_Task goal:_ Output the data below in full, character for character.

######

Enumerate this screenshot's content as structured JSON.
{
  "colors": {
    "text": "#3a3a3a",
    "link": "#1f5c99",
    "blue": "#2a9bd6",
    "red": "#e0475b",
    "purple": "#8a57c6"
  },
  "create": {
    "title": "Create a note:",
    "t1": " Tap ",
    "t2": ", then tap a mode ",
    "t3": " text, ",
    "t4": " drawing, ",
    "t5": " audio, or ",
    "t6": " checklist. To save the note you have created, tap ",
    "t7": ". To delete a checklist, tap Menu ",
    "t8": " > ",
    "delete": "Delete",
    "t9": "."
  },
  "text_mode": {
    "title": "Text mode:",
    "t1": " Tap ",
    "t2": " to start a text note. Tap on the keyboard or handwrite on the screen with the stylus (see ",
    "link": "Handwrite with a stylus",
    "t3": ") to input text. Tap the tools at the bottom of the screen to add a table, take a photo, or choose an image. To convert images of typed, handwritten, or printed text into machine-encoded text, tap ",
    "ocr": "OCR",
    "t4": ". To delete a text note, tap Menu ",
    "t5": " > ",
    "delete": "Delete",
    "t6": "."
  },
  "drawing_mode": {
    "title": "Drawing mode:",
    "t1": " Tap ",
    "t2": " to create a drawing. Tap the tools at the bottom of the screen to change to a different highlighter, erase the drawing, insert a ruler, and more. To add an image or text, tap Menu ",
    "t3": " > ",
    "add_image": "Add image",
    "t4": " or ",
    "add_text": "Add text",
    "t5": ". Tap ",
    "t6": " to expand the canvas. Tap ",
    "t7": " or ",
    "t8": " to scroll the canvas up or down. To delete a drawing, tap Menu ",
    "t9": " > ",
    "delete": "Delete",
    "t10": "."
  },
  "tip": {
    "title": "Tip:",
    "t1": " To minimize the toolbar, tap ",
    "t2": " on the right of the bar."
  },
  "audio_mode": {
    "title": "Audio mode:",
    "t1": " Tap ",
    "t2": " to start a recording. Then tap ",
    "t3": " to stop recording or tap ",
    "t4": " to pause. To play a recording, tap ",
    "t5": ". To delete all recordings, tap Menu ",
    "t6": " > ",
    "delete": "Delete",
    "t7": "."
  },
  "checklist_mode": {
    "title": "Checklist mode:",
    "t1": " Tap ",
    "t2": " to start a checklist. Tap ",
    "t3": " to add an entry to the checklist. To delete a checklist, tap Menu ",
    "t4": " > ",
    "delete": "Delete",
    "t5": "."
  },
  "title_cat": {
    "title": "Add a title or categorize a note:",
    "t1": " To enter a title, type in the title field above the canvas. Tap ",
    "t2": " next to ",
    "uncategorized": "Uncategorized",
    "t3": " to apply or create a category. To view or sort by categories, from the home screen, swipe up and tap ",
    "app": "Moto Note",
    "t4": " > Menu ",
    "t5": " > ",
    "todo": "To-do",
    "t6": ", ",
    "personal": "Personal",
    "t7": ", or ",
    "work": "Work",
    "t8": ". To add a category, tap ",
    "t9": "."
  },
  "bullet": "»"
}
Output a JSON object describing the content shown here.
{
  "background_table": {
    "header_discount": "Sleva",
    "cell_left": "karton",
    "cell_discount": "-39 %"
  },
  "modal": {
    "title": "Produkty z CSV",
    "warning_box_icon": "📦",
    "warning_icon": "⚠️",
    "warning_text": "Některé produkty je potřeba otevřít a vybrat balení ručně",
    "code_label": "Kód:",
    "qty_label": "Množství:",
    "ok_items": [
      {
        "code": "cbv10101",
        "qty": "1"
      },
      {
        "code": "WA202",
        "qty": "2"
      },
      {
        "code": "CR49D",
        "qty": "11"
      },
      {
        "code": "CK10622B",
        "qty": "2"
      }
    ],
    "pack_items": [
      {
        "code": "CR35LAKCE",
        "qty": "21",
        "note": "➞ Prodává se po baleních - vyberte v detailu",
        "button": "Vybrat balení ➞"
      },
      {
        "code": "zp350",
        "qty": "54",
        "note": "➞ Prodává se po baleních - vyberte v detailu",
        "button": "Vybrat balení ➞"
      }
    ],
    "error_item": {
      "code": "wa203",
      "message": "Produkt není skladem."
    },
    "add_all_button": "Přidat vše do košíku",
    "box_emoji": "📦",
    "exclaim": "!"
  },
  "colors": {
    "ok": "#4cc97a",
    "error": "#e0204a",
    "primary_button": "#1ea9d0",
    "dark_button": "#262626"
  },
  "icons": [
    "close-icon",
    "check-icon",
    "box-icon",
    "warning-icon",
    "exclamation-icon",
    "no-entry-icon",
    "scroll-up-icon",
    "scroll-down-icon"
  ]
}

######

_Reply:_
Enumerate this screenshot's content as structured JSON.
{
  "colors": {
    "text": "#3a3a3a",
    "link": "#1f5c99",
    "blue": "#2a9bd6",
    "red": "#e0475b",
    "purple": "#8a57c6"
  },
  "create": {
    "title": "Create a note:",
    "t1": " Tap ",
    "t2": ", then tap a mode ",
    "t3": " text, ",
    "t4": " drawing, ",
    "t5": " audio, or ",
    "t6": " checklist. To save the note you have created, tap ",
    "t7": ". To delete a checklist, tap Menu ",
    "t8": " > ",
    "delete": "Delete",
    "t9": "."
  },
  "text_mode": {
    "title": "Text mode:",
    "t1": " Tap ",
    "t2": " to start a text note. Tap on the keyboard or handwrite on the screen with the stylus (see ",
    "link": "Handwrite with a stylus",
    "t3": ") to input text. Tap the tools at the bottom of the screen to add a table, take a photo, or choose an image. To convert images of typed, handwritten, or printed text into machine-encoded text, tap ",
    "ocr": "OCR",
    "t4": ". To delete a text note, tap Menu ",
    "t5": " > ",
    "delete": "Delete",
    "t6": "."
  },
  "drawing_mode": {
    "title": "Drawing mode:",
    "t1": " Tap ",
    "t2": " to create a drawing. Tap the tools at the bottom of the screen to change to a different highlighter, erase the drawing, insert a ruler, and more. To add an image or text, tap Menu ",
    "t3": " > ",
    "add_image": "Add image",
    "t4": " or ",
    "add_text": "Add text",
    "t5": ". Tap ",
    "t6": " to expand the canvas. Tap ",
    "t7": " or ",
    "t8": " to scroll the canvas up or down. To delete a drawing, tap Menu ",
    "t9": " > ",
    "delete": "Delete",
    "t10": "."
  },
  "tip": {
    "title": "Tip:",
    "t1": " To minimize the toolbar, tap ",
    "t2": " on the right of the bar."
  },
  "audio_mode": {
    "title": "Audio mode:",
    "t1": " Tap ",
    "t2": " to start a recording. Then tap ",
    "t3": " to stop recording or tap ",
    "t4": " to pause. To play a recording, tap ",
    "t5": ". To delete all recordings, tap Menu ",
    "t6": " > ",
    "delete": "Delete",
    "t7": "."
  },
  "checklist_mode": {
    "title": "Checklist mode:",
    "t1": " Tap ",
    "t2": " to start a checklist. Tap ",
    "t3": " to add an entry to the checklist. To delete a checklist, tap Menu ",
    "t4": " > ",
    "delete": "Delete",
    "t5": "."
  },
  "title_cat": {
    "title": "Add a title or categorize a note:",
    "t1": " To enter a title, type in the title field above the canvas. Tap ",
    "t2": " next to ",
    "uncategorized": "Uncategorized",
    "t3": " to apply or create a category. To view or sort by categories, from the home screen, swipe up and tap ",
    "app": "Moto Note",
    "t4": " > Menu ",
    "t5": " > ",
    "todo": "To-do",
    "t6": ", ",
    "personal": "Personal",
    "t7": ", or ",
    "work": "Work",
    "t8": ". To add a category, tap ",
    "t9": "."
  },
  "bullet": "»"
}
Output a JSON object describing the content shown here.
{
  "background_table": {
    "header_discount": "Sleva",
    "cell_left": "karton",
    "cell_discount": "-39 %"
  },
  "modal": {
    "title": "Produkty z CSV",
    "warning_box_icon": "📦",
    "warning_icon": "⚠️",
    "warning_text": "Některé produkty je potřeba otevřít a vybrat balení ručně",
    "code_label": "Kód:",
    "qty_label": "Množství:",
    "ok_items": [
      {
        "code": "cbv10101",
        "qty": "1"
      },
      {
        "code": "WA202",
        "qty": "2"
      },
      {
        "code": "CR49D",
        "qty": "11"
      },
      {
        "code": "CK10622B",
        "qty": "2"
      }
    ],
    "pack_items": [
      {
        "code": "CR35LAKCE",
        "qty": "21",
        "note": "➞ Prodává se po baleních - vyberte v detailu",
        "button": "Vybrat balení ➞"
      },
      {
        "code": "zp350",
        "qty": "54",
        "note": "➞ Prodává se po baleních - vyberte v detailu",
        "button": "Vybrat balení ➞"
      }
    ],
    "error_item": {
      "code": "wa203",
      "message": "Produkt není skladem."
    },
    "add_all_button": "Přidat vše do košíku",
    "box_emoji": "📦",
    "exclaim": "!"
  },
  "colors": {
    "ok": "#4cc97a",
    "error": "#e0204a",
    "primary_button": "#1ea9d0",
    "dark_button": "#262626"
  },
  "icons": [
    "close-icon",
    "check-icon",
    "box-icon",
    "warning-icon",
    "exclamation-icon",
    "no-entry-icon",
    "scroll-up-icon",
    "scroll-down-icon"
  ]
}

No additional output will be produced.